ELK RIVER, Minn. (AP) — The National Park Service said bald eagles continue to make a modest comeback in Minnesota, aided by a warm winter and a thriving food supply.
Last month, an unofficial aerial count along the Mississippi River by wildlife officials revealed at least 36 active nests in the 72-mile stretch from Elk River to Hastings. That compares to 28 last year and 30 in 2010, said Bill Route, an eagle project manager for the Park Service.
"The eagle population is increasing and highly productive" in the area, said Route, who cautioned that aerial counting isn't an exact science.
Each eagle pair in the area generally produces two eaglets a year, according to a Minneapolis Star Tribune report (http://bit.ly/Idbzgb ). But many nests between St. Paul and Hastings have three eaglets, Route said, which means the river is clean enough to produce plenty of fish and fowl.

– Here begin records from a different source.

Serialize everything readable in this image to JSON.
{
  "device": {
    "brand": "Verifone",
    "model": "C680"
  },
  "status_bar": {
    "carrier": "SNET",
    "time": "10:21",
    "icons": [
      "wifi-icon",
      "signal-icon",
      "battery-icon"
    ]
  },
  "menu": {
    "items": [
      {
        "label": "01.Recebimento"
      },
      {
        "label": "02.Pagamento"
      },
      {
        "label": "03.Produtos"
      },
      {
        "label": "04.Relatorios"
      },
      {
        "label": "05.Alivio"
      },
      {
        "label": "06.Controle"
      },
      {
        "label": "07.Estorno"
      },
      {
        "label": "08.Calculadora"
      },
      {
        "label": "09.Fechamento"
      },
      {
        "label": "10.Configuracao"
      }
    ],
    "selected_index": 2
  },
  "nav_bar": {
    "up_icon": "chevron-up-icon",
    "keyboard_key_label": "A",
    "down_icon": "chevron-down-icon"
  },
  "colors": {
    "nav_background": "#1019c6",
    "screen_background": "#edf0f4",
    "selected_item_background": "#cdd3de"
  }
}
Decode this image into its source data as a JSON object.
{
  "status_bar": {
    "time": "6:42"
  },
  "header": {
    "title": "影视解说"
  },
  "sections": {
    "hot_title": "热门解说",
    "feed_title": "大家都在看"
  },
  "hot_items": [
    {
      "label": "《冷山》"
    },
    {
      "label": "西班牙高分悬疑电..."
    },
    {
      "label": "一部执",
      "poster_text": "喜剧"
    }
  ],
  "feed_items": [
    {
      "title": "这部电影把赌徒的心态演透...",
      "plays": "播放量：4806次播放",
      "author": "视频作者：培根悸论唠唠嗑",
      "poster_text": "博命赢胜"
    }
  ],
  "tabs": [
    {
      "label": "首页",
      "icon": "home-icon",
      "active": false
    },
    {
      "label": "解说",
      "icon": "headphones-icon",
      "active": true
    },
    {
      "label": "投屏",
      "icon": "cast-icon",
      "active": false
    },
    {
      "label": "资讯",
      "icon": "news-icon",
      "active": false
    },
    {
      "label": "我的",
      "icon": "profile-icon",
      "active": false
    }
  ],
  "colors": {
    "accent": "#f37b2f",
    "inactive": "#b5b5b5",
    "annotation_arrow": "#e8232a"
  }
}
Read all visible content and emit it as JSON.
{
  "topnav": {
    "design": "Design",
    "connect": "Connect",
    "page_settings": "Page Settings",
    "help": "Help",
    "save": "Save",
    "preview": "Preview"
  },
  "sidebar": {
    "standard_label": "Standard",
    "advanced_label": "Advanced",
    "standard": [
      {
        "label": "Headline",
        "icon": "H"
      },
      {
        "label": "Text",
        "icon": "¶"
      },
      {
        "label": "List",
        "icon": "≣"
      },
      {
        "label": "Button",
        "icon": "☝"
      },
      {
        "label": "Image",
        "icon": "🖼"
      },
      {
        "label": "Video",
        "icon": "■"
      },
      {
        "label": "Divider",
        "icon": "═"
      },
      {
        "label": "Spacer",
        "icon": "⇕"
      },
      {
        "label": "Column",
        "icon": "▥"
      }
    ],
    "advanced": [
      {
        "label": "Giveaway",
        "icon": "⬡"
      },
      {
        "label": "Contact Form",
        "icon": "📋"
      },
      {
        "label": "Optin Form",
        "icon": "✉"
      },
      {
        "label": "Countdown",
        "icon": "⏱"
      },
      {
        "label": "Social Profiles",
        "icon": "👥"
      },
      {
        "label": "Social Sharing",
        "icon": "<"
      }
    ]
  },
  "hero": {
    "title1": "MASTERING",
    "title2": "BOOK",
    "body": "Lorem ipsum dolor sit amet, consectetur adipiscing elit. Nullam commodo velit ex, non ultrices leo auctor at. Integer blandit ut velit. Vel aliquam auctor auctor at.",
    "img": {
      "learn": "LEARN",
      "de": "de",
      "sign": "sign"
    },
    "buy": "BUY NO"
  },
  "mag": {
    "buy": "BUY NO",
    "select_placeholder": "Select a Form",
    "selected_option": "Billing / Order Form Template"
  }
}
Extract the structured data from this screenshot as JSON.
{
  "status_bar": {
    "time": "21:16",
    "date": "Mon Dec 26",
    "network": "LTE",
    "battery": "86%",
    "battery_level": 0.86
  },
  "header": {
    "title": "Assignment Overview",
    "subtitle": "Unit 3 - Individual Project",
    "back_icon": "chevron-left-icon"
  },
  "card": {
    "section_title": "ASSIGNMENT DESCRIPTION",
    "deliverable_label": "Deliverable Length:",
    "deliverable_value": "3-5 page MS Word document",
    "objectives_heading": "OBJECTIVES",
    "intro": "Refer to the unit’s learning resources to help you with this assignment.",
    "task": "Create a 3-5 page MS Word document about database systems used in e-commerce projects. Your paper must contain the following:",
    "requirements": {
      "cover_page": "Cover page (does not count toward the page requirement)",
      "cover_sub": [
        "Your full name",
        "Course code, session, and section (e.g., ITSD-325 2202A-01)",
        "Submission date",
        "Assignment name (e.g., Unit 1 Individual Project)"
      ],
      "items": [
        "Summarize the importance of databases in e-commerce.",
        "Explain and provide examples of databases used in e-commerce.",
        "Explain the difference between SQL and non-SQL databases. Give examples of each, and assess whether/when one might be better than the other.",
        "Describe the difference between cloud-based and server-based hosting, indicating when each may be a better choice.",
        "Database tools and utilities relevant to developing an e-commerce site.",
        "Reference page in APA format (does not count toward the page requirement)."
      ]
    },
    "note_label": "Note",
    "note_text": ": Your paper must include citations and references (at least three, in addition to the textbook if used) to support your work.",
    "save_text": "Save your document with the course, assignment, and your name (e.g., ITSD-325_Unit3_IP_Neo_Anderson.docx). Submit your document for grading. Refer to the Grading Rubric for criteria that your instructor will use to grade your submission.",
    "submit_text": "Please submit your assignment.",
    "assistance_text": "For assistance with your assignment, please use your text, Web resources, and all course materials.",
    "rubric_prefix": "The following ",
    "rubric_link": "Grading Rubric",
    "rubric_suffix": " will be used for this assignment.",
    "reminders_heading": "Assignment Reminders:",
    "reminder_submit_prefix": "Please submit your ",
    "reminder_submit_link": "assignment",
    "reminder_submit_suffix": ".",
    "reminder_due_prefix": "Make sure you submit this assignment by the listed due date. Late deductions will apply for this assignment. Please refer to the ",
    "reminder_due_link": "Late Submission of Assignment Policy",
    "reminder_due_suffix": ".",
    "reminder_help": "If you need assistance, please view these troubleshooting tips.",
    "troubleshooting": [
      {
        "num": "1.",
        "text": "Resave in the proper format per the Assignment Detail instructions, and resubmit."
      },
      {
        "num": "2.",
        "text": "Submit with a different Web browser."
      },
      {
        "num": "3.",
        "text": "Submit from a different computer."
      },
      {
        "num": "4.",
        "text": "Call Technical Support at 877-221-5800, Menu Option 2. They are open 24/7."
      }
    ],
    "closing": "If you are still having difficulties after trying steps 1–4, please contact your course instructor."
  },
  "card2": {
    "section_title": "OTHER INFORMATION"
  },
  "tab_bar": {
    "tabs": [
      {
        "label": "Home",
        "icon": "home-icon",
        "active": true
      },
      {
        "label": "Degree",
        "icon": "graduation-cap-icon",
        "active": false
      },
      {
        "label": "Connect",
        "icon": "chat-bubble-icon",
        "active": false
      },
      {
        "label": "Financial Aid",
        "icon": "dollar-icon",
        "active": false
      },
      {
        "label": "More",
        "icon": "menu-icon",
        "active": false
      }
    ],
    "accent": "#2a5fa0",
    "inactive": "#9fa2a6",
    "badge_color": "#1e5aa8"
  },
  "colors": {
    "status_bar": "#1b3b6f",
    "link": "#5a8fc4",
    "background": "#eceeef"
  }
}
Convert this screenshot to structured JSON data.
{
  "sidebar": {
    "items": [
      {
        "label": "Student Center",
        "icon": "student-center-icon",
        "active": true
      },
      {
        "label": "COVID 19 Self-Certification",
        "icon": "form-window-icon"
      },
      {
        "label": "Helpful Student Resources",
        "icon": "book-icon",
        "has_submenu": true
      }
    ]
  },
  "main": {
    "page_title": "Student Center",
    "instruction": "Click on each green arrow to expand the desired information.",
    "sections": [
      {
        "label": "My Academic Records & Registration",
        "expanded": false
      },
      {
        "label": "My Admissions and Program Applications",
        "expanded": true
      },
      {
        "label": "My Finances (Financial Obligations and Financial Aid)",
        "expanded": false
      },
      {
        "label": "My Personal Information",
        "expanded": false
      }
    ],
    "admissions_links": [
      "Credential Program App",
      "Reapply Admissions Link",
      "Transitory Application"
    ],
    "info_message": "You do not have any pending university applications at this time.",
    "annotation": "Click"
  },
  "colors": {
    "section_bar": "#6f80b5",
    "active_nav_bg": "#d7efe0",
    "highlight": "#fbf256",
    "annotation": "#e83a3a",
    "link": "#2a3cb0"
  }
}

Eagles generally return to the same nest each spring.
The Park Service found high eagle reproduction rates in the Twin Cities area, along the St. Croix River and in the Apostle Islands on Lake Superior.
John Moriarty, a Ramsey County Parks natural resources manager, said all the existing nests he saw during an aerial count last month were full, and he spotted four new ones as well.
The early numbers are encouraging, because they're only from counts along the river and don't include the eagle pairs that nest away from the river, said Mark Martell, bird conservation director for the Minnesota Audubon Society.
"Overall, they seem to be doing very well," he said of the eagles. " ... They are showing up all over the place."
Siah St. Clair, director of the Springbrook Nature Center in Fridley, said the warm winter also helped, as it left the river open for eagles to fish instead of forcing them to fly south in search of open water.
Within the next two months, the Park Service plans another helicopter flight over the Mississippi corridor to count the number of eaglets in each nest, Route said.
Information from: Star Tribune, http://www.startribune.com
Copyright 2012 The Associated Press.